The project comes amidst intense policy interest in better joining up health and social care in England. It will be delivered by the Nuffield Trust, Picker Institute Europe, The King’s Fund, International Foundation for Integrated Care and National Voices.
The project, which is funded by the Aetna Foundation, is designed to help health and care providers to improve the coordination of care. To do this, a survey tool will be developed to measure how older people and service users experience care when it is delivered by multiple organisations.
This work will allow health and social care services in the UK and internationally to measure the quality of integrated care from the perspective of their users.
Better joined up health and social care services is a priority for most modern health care systems and the English NHS is no exception
As joined up care is critical for older people with long-term conditions such as dementia and diabetes, and for those with multi-morbidities, the tool will be designed to understand the perspectives of people aged 65 and over with at least one long-term condition.
This tool will be a reliable, valid, and easy-to-use instrument suitable for use by different kinds of local services, not restricted to one type of provider. The survey tool will be developed and tested amongst older patients and service users in England.
It is hoped that the work will support improvements in the commissioning and delivery of well-coordinated, integrated care locally in the UK, and be of relevance to other user groups and for quality improvement efforts internationally.
The work, which gets underway this month, will be based on a literature review combined with input from patients/service users and their representative groups. This will be followed by the development of a tailored questionnaire that will be fully piloted and tested. The final tool set will be available for use in the summer of 2015.
Don Redding, Director of Policy at National Voices said:
“When care is fragmented it affects patients and carers and can have a detrimental impact on their quality of life. But we currently have no way to assess the experience of service users with regard to care coordination. This is a major gap both here and in other countries, which this tool will help to fill.”
“Better joined up health and social care services is a priority for most modern health care systems and the English NHS is no exception.

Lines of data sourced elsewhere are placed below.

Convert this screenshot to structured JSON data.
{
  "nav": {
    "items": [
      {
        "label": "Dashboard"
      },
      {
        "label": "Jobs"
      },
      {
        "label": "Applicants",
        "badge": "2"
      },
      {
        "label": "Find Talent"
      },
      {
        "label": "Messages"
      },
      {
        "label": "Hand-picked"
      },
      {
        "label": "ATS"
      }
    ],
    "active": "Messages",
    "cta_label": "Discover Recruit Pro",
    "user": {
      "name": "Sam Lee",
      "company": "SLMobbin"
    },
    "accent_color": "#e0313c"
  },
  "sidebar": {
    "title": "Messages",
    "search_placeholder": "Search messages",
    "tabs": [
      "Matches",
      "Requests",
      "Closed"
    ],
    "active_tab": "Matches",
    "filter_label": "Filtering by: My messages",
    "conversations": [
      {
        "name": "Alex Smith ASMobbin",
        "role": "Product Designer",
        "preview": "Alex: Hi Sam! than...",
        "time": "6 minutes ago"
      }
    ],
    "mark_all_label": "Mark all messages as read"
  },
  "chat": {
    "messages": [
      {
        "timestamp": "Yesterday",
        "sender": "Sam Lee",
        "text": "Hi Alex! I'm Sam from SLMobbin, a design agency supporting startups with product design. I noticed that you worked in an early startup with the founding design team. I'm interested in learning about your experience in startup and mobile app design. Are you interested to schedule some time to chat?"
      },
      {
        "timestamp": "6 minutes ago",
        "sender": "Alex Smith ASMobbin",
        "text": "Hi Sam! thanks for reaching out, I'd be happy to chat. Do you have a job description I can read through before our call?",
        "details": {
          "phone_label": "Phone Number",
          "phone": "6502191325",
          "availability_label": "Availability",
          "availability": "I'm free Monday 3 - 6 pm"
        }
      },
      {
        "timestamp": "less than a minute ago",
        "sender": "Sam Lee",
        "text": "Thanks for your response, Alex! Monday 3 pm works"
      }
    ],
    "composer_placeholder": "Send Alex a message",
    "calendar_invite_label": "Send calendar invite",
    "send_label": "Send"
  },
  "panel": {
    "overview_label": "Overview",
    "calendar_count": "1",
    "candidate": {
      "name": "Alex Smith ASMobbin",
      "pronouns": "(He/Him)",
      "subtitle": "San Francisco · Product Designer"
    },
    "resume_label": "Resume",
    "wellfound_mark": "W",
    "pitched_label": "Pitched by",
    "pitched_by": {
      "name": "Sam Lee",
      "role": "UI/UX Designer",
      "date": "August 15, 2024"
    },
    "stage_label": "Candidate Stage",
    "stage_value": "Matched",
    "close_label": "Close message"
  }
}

“With a series of Government and locally-led initiatives currently underway to encourage more coordinated care, this work will provide us with a robust way of establishing baselines and measuring progress from the perspective of patients and service users themselves.”